The first thing we did was ask Cotswold for their budget ballpark. In order to do this it was necessary to work with the Cotswold team to establish a rough scope of work. This enabled our team to put together some approximate budget ballparks based on example solutions of varying complexity. Cotswold were then able to indicate a price point that was within the budget they had earmarked for the project.
Establishing a budget at this stage enabled us to scope our solutions to meet Cotswold’s requirements.
This was obviously extremely valuable to our client, who later commented:
Our team knew exactly what to expect because the costs and feasibility of the project were established at the very beginning.
Getting things in scope
Having established a budget, we then worked collaboratively with our client producing several draft specifications and accompanying wireframes to illustrate the final product to be delivered.
During this period our team undertook significant amounts of discovery, uncovering several potential pitfalls which we were – thankfully – able to resolve well in advance of the build. New features were added whilst other items were deemed unnecessary in light of the dialogue between our two teams.
This process helped to focus the project, eliminating unecessary features and distilling the system down to its core components. A collboarative approach also enabled Cotswold to be in control of the project budget adding and removing features in order to remain within the approved cost.
Cotswold had the following to say about the Scoping Phase:
The VDW team tailored their solution to meet our particular needs and this is largely thanks to the detail laid down in their Scoping Phase. We are convinced that it was this approach that helped Vin Design Works to deliver such a high quality product exactly on schedule.
Delivery on time and on budget
Following the approval of the Scoping Phase, Cotswold elected to engage Vin Design Works to produce the archive system. And why not!
With a clear specification and cost analysis Cotswold could be confident that our team would produce the exact system they required at the right cost for them.
Here’s what Cotswold had to say about the final product that the VDW team delivered:
Vin Design Works’ attention to detail and expert advice in the early stages ensured the smooth running of the project from start to finish.
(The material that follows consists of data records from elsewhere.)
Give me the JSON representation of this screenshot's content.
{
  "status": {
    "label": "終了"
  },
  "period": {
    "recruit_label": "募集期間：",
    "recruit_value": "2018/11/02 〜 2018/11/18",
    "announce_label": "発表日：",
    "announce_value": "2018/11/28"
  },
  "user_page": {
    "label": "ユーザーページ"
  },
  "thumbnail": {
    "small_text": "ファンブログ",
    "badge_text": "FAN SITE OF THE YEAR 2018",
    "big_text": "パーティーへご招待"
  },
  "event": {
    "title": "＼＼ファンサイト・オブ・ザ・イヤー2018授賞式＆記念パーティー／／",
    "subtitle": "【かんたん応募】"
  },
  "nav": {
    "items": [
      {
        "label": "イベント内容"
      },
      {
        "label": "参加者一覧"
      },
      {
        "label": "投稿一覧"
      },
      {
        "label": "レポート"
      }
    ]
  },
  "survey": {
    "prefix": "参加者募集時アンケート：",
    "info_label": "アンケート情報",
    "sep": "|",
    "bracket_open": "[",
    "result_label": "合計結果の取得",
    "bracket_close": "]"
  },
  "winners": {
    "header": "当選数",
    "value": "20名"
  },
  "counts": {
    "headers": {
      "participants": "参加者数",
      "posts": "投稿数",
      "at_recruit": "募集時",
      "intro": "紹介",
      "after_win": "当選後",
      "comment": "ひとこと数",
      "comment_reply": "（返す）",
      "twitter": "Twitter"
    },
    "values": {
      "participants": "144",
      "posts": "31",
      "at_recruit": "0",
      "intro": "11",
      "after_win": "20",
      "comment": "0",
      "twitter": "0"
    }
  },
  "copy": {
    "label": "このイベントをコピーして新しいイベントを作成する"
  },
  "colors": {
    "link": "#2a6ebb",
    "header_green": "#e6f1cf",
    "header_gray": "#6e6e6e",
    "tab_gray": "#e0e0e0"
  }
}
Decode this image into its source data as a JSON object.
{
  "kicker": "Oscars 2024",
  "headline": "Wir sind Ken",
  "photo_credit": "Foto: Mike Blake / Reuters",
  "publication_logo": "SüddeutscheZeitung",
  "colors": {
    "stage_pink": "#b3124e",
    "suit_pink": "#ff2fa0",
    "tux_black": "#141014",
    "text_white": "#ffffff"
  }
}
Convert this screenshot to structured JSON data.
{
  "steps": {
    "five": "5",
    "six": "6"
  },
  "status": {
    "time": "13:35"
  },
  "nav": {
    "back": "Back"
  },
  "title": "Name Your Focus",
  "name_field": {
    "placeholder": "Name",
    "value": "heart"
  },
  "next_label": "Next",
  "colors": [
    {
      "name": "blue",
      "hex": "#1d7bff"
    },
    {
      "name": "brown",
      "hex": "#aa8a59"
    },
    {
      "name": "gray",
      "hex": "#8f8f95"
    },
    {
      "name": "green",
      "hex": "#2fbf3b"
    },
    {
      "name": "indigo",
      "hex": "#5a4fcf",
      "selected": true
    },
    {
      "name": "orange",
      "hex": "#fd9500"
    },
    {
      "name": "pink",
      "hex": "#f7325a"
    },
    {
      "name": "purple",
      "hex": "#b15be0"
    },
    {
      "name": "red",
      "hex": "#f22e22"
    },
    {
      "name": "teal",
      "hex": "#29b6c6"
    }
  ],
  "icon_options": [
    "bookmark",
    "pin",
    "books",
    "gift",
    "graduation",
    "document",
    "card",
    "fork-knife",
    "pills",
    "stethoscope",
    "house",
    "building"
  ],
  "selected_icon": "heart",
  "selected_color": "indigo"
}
Feedback on our site has already been overwhelmingly positive and we will certainly be keen to use this method [Ballpark budgets and Scoping Phase] again in the future.